The steel pan emerged within the 1930s – with skilfully hammered 55-gallon oil barrels were used to carefully produce perfect musical tones. The drums were developed on the Caribbean island of Trinidad during the early years of the 20th century, and were used by steel pan musicians called pannists.
Throughout the mid-1930s metal percussion was being used in the Tamboo Bamboo bands, who would play music through tuneable sticks made of bamboo wood. Originating in Trinidad, these were hit onto the ground with other sticks in order to produce sound.
By the late 1930s the occasional all-steel bands were seen at Carnival and by 1940 it has become the preferred Carnival accompaniment of young underprivileged men.
Staying true to it’s Caribbean roots, Notting Hill Carnival has been celebrated through the sweet sound of steel pan, vibrating through the streets of West London. Since 1978, steelpan bands from all over the UK come together the day before Notting Hill Carnival, in Emslie Hornimans Pleasance to take part in Panorama, for the title of Champions of Steel.

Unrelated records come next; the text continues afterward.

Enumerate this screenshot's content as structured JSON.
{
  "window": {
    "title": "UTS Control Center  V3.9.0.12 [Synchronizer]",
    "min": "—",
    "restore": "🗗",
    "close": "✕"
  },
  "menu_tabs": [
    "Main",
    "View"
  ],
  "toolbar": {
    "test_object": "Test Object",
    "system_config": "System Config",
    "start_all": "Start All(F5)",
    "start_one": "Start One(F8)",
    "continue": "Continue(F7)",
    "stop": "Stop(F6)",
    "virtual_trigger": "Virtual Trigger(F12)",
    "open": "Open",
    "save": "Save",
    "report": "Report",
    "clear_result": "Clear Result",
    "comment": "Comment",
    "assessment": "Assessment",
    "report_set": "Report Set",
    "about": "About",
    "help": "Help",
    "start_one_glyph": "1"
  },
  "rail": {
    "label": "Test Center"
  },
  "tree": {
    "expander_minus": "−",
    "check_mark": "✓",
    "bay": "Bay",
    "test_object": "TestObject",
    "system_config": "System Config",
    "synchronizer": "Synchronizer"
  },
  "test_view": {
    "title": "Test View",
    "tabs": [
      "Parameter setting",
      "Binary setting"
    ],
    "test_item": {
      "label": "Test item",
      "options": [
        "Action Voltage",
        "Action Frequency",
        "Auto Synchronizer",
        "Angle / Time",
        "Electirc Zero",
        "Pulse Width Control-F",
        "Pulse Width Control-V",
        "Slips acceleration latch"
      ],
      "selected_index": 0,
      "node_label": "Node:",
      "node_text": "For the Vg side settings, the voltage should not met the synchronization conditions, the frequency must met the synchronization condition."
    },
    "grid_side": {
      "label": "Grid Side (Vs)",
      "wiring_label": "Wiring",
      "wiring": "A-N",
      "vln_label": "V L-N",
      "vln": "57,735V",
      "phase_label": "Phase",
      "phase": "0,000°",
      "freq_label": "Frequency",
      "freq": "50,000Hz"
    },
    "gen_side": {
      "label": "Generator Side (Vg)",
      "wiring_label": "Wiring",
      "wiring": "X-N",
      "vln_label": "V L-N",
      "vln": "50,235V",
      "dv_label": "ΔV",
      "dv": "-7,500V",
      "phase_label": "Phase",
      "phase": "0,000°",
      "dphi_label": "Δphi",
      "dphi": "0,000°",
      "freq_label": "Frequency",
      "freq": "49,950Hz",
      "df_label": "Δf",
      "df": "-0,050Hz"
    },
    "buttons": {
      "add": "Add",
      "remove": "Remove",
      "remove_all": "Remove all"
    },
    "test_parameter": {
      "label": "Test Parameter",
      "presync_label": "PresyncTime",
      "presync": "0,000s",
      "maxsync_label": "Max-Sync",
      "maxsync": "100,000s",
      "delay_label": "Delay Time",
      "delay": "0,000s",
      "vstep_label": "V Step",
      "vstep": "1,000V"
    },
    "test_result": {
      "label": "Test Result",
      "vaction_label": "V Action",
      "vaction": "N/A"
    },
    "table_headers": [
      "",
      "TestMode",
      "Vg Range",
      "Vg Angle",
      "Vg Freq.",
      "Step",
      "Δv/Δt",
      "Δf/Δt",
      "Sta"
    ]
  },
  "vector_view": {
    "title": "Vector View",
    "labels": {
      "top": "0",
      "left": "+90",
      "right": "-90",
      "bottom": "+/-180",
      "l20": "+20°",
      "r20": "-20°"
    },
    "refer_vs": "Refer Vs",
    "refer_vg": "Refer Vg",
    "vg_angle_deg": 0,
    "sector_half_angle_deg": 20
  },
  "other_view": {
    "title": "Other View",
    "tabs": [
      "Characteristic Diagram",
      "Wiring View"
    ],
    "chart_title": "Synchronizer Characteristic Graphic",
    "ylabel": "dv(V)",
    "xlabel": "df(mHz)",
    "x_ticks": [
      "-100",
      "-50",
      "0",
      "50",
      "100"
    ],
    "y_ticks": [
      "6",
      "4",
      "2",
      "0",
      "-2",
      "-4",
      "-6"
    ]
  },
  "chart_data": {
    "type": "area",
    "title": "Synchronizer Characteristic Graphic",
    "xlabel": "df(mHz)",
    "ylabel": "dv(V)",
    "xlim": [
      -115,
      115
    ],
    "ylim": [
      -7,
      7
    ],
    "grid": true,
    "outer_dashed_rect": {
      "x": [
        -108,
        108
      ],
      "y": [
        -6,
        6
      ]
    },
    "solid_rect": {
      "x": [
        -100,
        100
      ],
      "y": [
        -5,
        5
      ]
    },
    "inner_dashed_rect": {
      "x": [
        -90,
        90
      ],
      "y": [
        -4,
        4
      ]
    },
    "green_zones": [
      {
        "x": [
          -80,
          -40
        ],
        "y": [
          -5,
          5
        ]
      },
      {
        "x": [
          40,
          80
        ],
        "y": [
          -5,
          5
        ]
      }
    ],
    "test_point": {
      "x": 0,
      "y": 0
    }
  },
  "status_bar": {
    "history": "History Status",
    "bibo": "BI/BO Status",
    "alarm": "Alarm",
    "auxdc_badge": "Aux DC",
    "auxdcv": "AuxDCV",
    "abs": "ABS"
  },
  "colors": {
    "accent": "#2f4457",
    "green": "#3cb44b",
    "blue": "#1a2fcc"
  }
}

WATCH: film clips from this year’s Panorama competition from both Ebony and Mangrove steelbands.